|This is about the right age. (Cool shirt hunh?)|
So, the first thing my sister did after my parents weren't in the room was grab my watch and set it some random amount ahead (or way behind). "There!" She handed it back to me, quite pleased with herself. "That's Matthew time. You aren't allowed to calibrate it to real time, or anyone else's. Or explain what's going on for the duration of your entire visit." I soon learned that every one of her suitemates had their watch set to a different time and there was no wall clock.
For the three days that I was hanging out and staying in her dorm, I lived in an alternate time zone of my very own. It had its awkwardnesses, such as when my parents would say we'll meet you at six for dinner and I had to ask how long that was from now and then remember to meet them at 3:46a.m (maybe that little outer dial ring had its uses). But there was also a freedom gained, a freedom of knowing that I was living in my personal, private, time bubble that was my very own reality. Maybe that's when I became a fiction writer, even if I didn't start scribing stories until two decades later. (I actually kept the watch on Matthew Time for several days after I got home.)
But time has always challenged me in stories. I once redrafted a novel... well, let's just say, "way more than three times," (it's too embarrassing to say "9 times"). I was trying to get control of the complex timeline of the novel, four major characters and three minor ones each with a past and a present that deeply interrelated and... I tried and tried to weave the time strands together, without success. My final solution, write a prequel, which had to be exciting in its own right, then the story I'd set out to tell in its own time. I finally declared my "Nara" story complete and at long last (that time thing again) moved on.
Then, just recently, I hit a major problem: my latest novel opened in the past. Much to my surprise. Honestly! It works like that sometimes. I sit down. I have a title (usually) and a character and maybe a scene, maybe not, and I just start writing. This one started 25 years in the past and my first reaction was to groan in pain. "Not again. Please, save me, not again." But Secret Service agent Frank Adams, the head of the Presidential Protection Detail in four consecutive novels in my Night Stalkers series, declared in no uncertain terms that his story started in the past.

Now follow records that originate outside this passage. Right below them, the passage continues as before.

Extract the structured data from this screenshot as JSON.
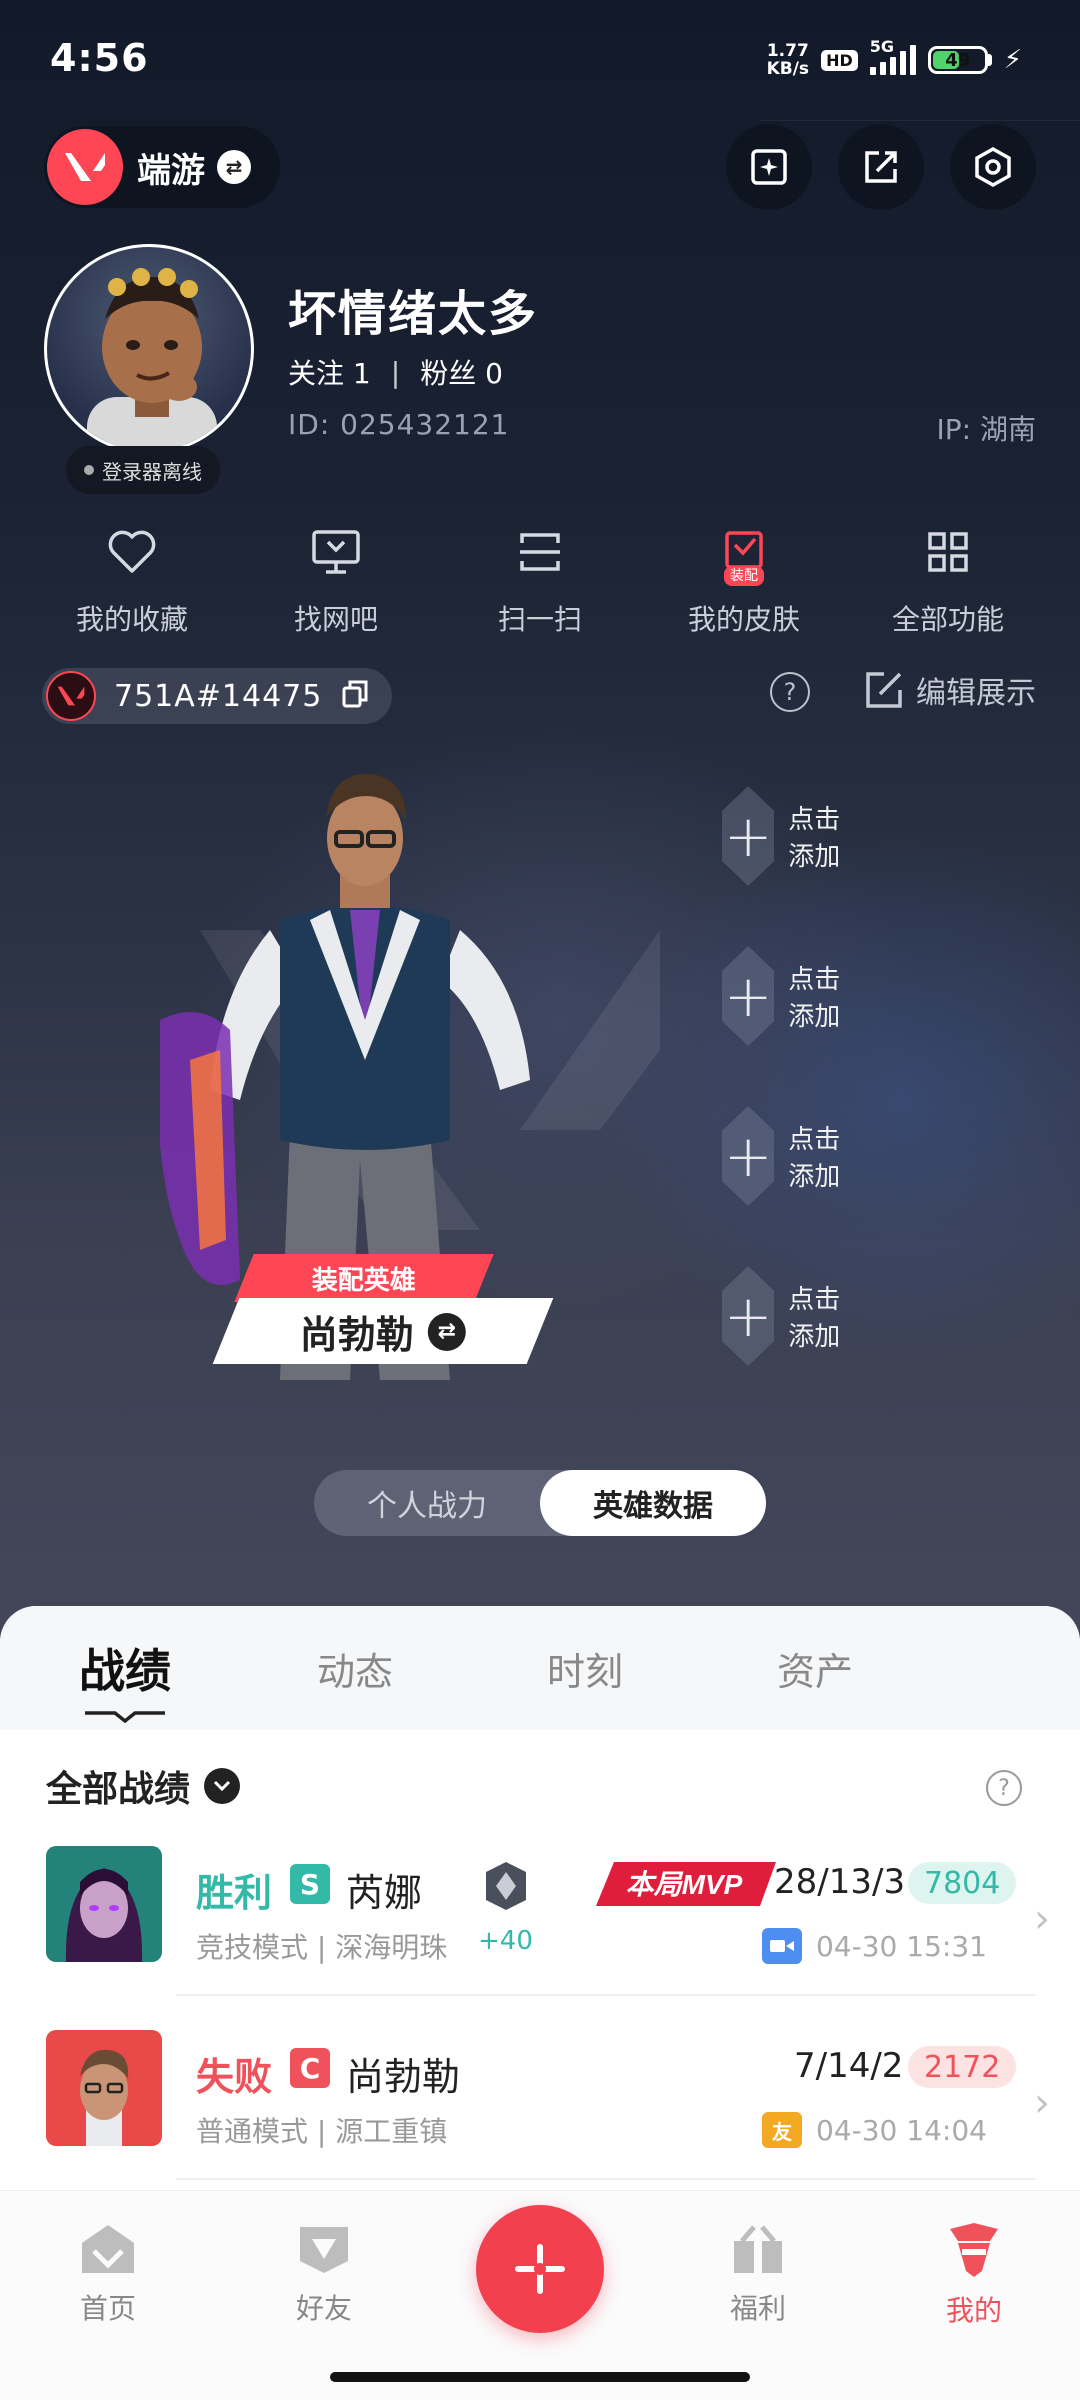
{
  "status_bar": {
    "time": "4:56",
    "net_speed_value": "1.77",
    "net_speed_unit": "KB/s",
    "hd": "HD",
    "network": "5G",
    "battery": "49"
  },
  "header": {
    "game_name": "端游"
  },
  "profile": {
    "nickname": "坏情绪太多",
    "follow_label": "关注",
    "follow_count": "1",
    "separator": "|",
    "fans_label": "粉丝",
    "fans_count": "0",
    "id_text": "ID: 025432121",
    "ip_text": "IP: 湖南",
    "status": "登录器离线"
  },
  "quick_menu": [
    {
      "label": "我的收藏",
      "icon": "heart-icon"
    },
    {
      "label": "找网吧",
      "icon": "monitor-icon"
    },
    {
      "label": "扫一扫",
      "icon": "scan-icon"
    },
    {
      "label": "我的皮肤",
      "icon": "skin-icon",
      "badge": "装配"
    },
    {
      "label": "全部功能",
      "icon": "grid-icon"
    }
  ],
  "riot": {
    "riot_id": "751A#14475",
    "edit_label": "编辑展示",
    "help": "?"
  },
  "agent": {
    "tag": "装配英雄",
    "name": "尚勃勒",
    "slots": [
      "点击添加",
      "点击添加",
      "点击添加",
      "点击添加"
    ]
  },
  "segment": {
    "options": [
      "个人战力",
      "英雄数据"
    ],
    "active_index": 1
  },
  "tabs": [
    "战绩",
    "动态",
    "时刻",
    "资产"
  ],
  "active_tab": 0,
  "records": {
    "filter_label": "全部战绩",
    "help": "?",
    "matches": [
      {
        "result": "胜利",
        "rank_badge": "S",
        "agent": "芮娜",
        "mode": "竞技模式 | 深海明珠",
        "rank_delta": "+40",
        "mvp": "本局MVP",
        "kda": "28/13/3",
        "score": "7804",
        "time": "04-30 15:31",
        "time_icon": "video-icon"
      },
      {
        "result": "失败",
        "rank_badge": "C",
        "agent": "尚勃勒",
        "mode": "普通模式 | 源工重镇",
        "kda": "7/14/2",
        "score": "2172",
        "time": "04-30 14:04",
        "time_icon_text": "友"
      }
    ]
  },
  "bottom_nav": {
    "items": [
      {
        "label": "首页",
        "icon": "home-icon"
      },
      {
        "label": "好友",
        "icon": "friends-icon"
      },
      {
        "label": "福利",
        "icon": "gift-icon"
      },
      {
        "label": "我的",
        "icon": "profile-icon"
      }
    ],
    "active": "我的"
  },
  "colors": {
    "accent": "#ff4655",
    "win": "#33b9a8",
    "lose": "#f0525b"
  }
}
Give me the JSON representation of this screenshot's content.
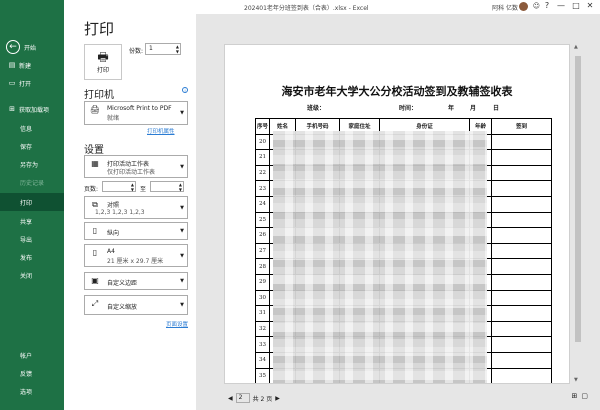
{
  "window": {
    "doc_title": "202401老年分班签到表（合表）.xlsx  -  Excel",
    "user_name": "阿科 亿数",
    "emoji": "☺",
    "buttons": [
      "?",
      "—",
      "□",
      "✕"
    ]
  },
  "sidebar": {
    "back": "←",
    "items": [
      {
        "label": "开始",
        "icon": "⌂"
      },
      {
        "label": "新建",
        "icon": "▤"
      },
      {
        "label": "打开",
        "icon": "▭"
      },
      {
        "label": "获取加载项",
        "icon": "⊞"
      },
      {
        "label": "信息"
      },
      {
        "label": "保存"
      },
      {
        "label": "另存为"
      },
      {
        "label": "历史记录"
      },
      {
        "label": "打印"
      },
      {
        "label": "共享"
      },
      {
        "label": "导出"
      },
      {
        "label": "发布"
      },
      {
        "label": "关闭"
      },
      {
        "label": "帐户"
      },
      {
        "label": "反馈"
      },
      {
        "label": "选项"
      }
    ]
  },
  "print_panel": {
    "title": "打印",
    "print_button": "打印",
    "copies_label": "份数:",
    "copies_value": "1",
    "printer_heading": "打印机",
    "printer_name": "Microsoft Print to PDF",
    "printer_status": "就绪",
    "printer_props": "打印机属性",
    "settings_heading": "设置",
    "scope_line1": "打印活动工作表",
    "scope_line2": "仅打印活动工作表",
    "pages_label": "页数:",
    "to_label": "至",
    "collate_line1": "对照",
    "collate_line2": "1,2,3    1,2,3    1,2,3",
    "orientation": "纵向",
    "paper_line1": "A4",
    "paper_line2": "21 厘米 x 29.7 厘米",
    "margins": "自定义边距",
    "scaling": "自定义缩放",
    "page_setup": "页面设置"
  },
  "preview": {
    "sheet_title": "海安市老年大学大公分校活动签到及教辅签收表",
    "class_label": "班级：",
    "time_label": "时间：",
    "year_label": "年",
    "month_label": "月",
    "day_label": "日",
    "headers": [
      "序号",
      "姓名",
      "手机号码",
      "家庭住址",
      "身份证",
      "年龄",
      "签到"
    ],
    "row_numbers": [
      "20",
      "21",
      "22",
      "23",
      "24",
      "25",
      "26",
      "27",
      "28",
      "29",
      "30",
      "31",
      "32",
      "33",
      "34",
      "35",
      "36"
    ]
  },
  "pager": {
    "prev": "◀",
    "current": "2",
    "total": "共 2 页",
    "next": "▶"
  }
}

There were many surprises for me. First, he was right, that is when his story began. (Characters have a nasty habit of being right about themselves, I find that rather irritating at times.) Second, rather than fighting and struggling with time as I had in that past novel (and when my sister had first changed my watch) I slid into it smooth and easy and had a great time writing the book.
Frank's Independence Day. A Night Stalkers July 4th romance is now available. I don't know the last time I had so much fun writing... wait, I do... it was on the prior book. What can I say, I love doing what I do. I'm sure proud of what I've written.
Hope you're immensely proud of something you did recently, it's a feeling that I'd wish on anybody.